Lift out each line of the data that holds "true".

┌──

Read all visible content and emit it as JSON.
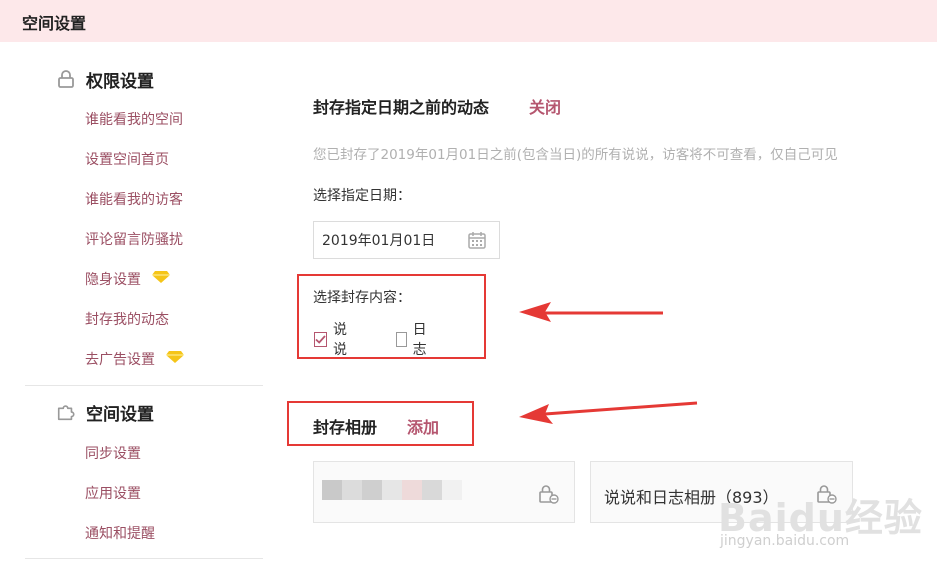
{
  "header": {
    "title": "空间设置"
  },
  "sidebar": {
    "sections": [
      {
        "title": "权限设置",
        "icon": "lock-icon",
        "items": [
          {
            "label": "谁能看我的空间",
            "vip": false
          },
          {
            "label": "设置空间首页",
            "vip": false
          },
          {
            "label": "谁能看我的访客",
            "vip": false
          },
          {
            "label": "评论留言防骚扰",
            "vip": false
          },
          {
            "label": "隐身设置",
            "vip": true
          },
          {
            "label": "封存我的动态",
            "vip": false
          },
          {
            "label": "去广告设置",
            "vip": true
          }
        ]
      },
      {
        "title": "空间设置",
        "icon": "puzzle-icon",
        "items": [
          {
            "label": "同步设置"
          },
          {
            "label": "应用设置"
          },
          {
            "label": "通知和提醒"
          }
        ]
      }
    ]
  },
  "archive": {
    "title": "封存指定日期之前的动态",
    "close_link": "关闭",
    "hint": "您已封存了2019年01月01日之前(包含当日)的所有说说，访客将不可查看，仅自己可见",
    "date_label": "选择指定日期：",
    "date_value": "2019年01月01日",
    "content_label": "选择封存内容：",
    "options": [
      {
        "label": "说说",
        "checked": true
      },
      {
        "label": "日志",
        "checked": false
      }
    ]
  },
  "albums": {
    "title": "封存相册",
    "add_link": "添加",
    "items": [
      {
        "name": ""
      },
      {
        "name": "说说和日志相册（893）"
      }
    ]
  },
  "watermark": {
    "brand": "Baidu经验",
    "url": "jingyan.baidu.com"
  },
  "colors": {
    "accent": "#b5566f",
    "header_bg": "#fde8ea",
    "annotation": "#e53935",
    "gem": "#f5c518"
  }
}
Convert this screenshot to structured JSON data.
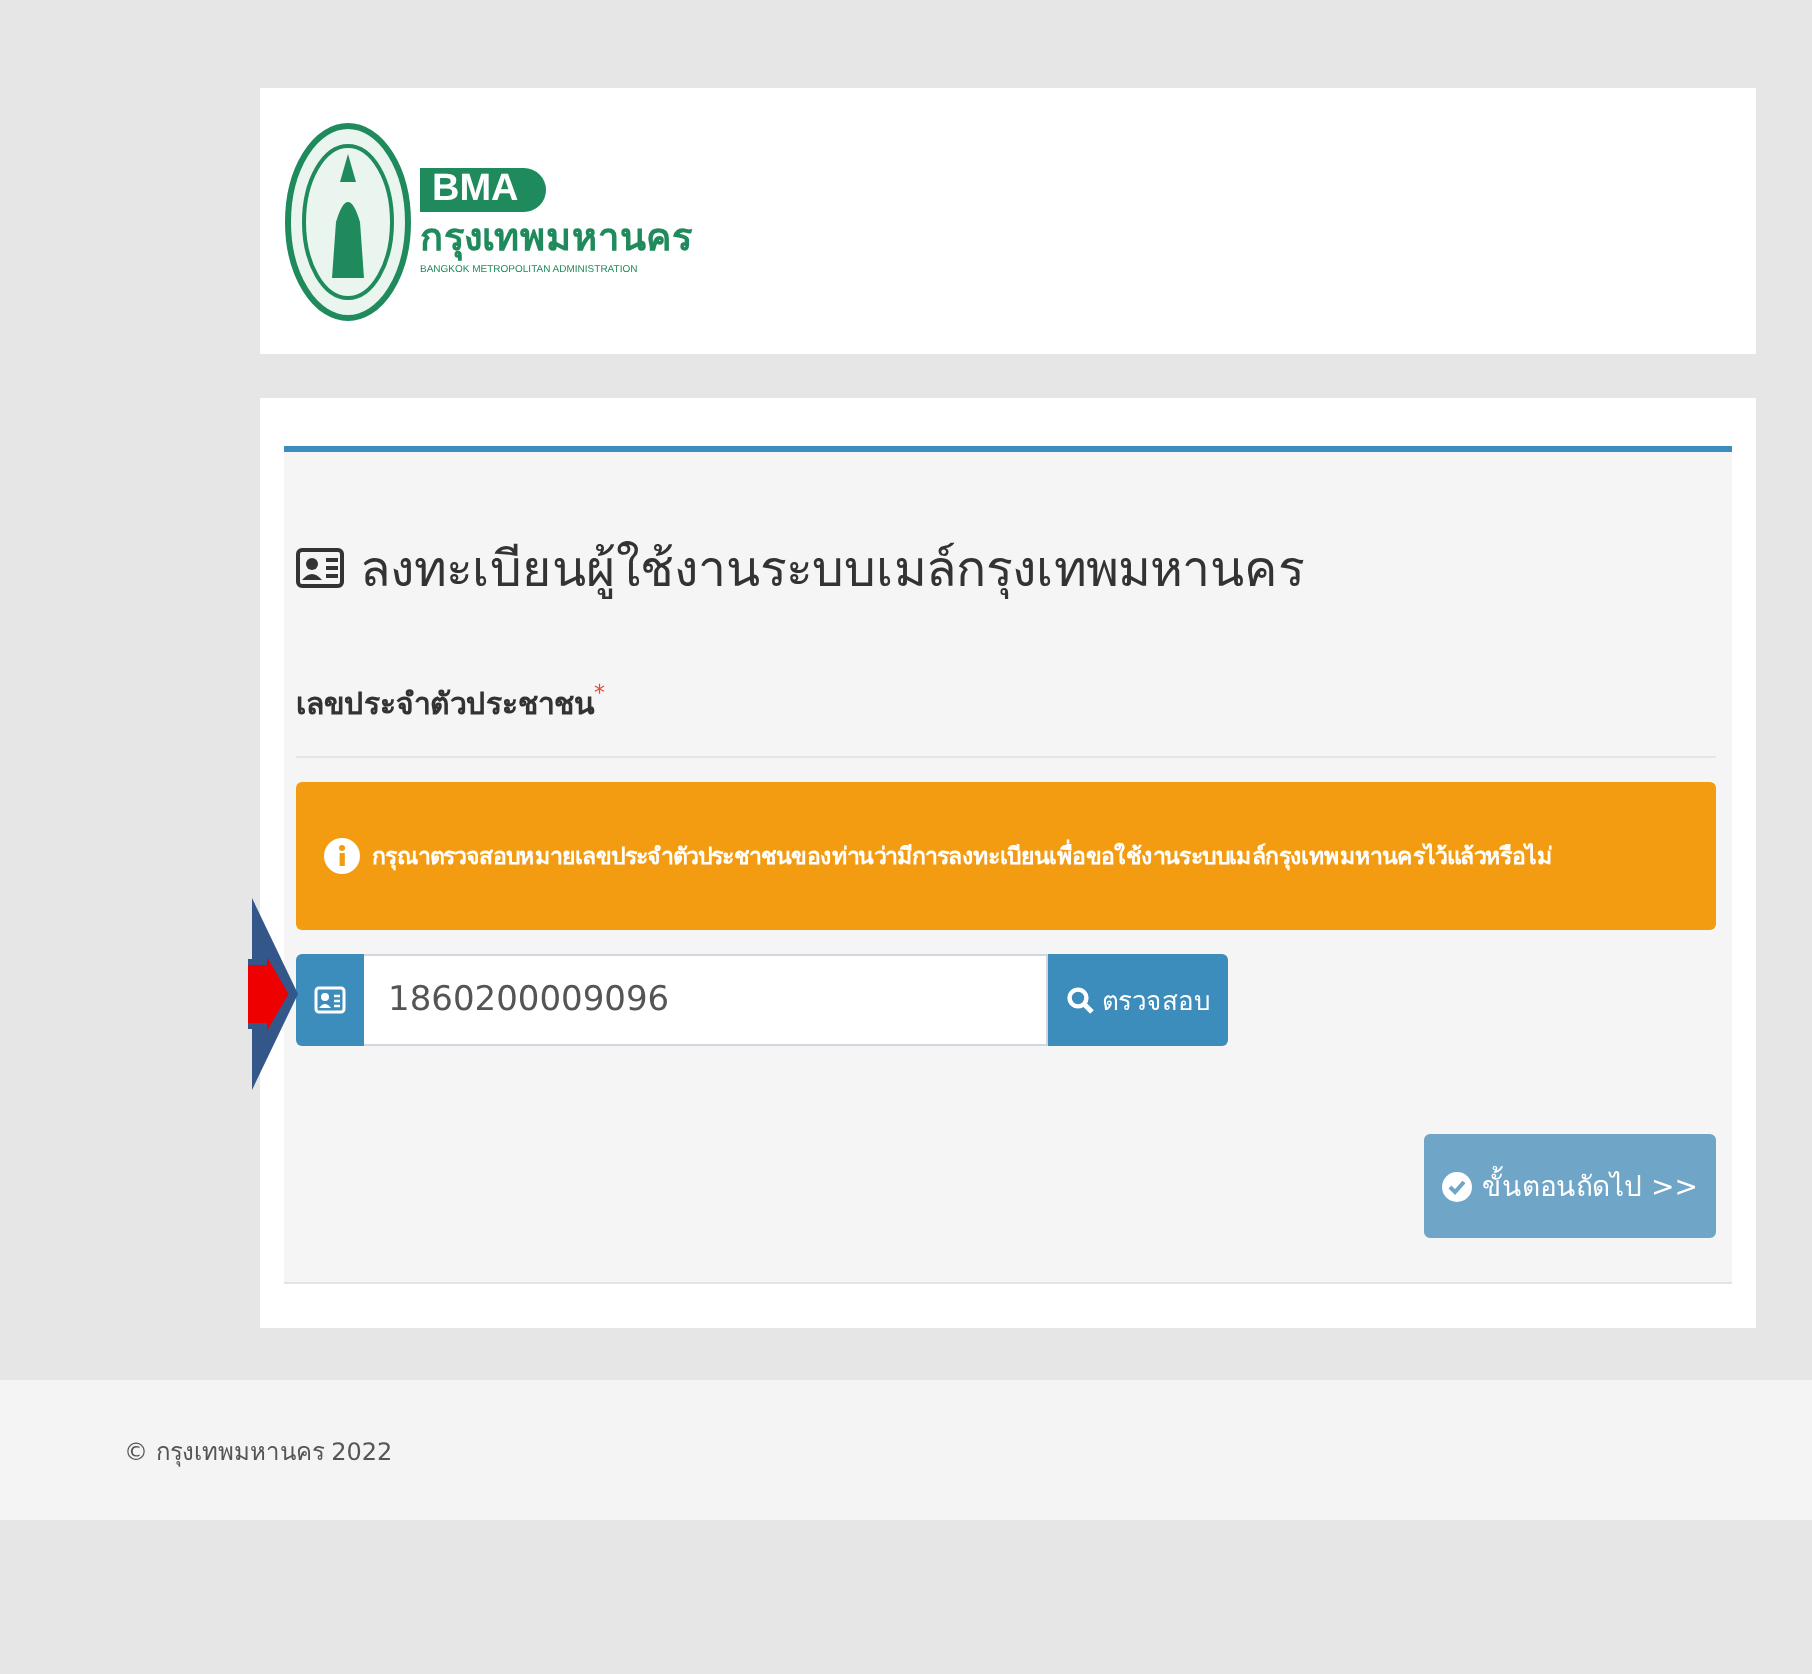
{
  "logo": {
    "abbr": "BMA",
    "name_th": "กรุงเทพมหานคร",
    "name_en": "BANGKOK METROPOLITAN ADMINISTRATION"
  },
  "form": {
    "title": "ลงทะเบียนผู้ใช้งานระบบเมล์กรุงเทพมหานคร",
    "field_label": "เลขประจำตัวประชาชน",
    "required_mark": "*",
    "alert": "กรุณาตรวจสอบหมายเลขประจำตัวประชาชนของท่านว่ามีการลงทะเบียนเพื่อขอใช้งานระบบเมล์กรุงเทพมหานครไว้แล้วหรือไม่",
    "id_value": "1860200009096",
    "check_button": "ตรวจสอบ",
    "next_button": {
      "label": "ขั้นตอนถัดไป >>",
      "disabled": true
    }
  },
  "footer": "© กรุงเทพมหานคร 2022"
}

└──

- _Written response_:
            "vip": true
            "vip": true
        "checked": true
      "disabled": true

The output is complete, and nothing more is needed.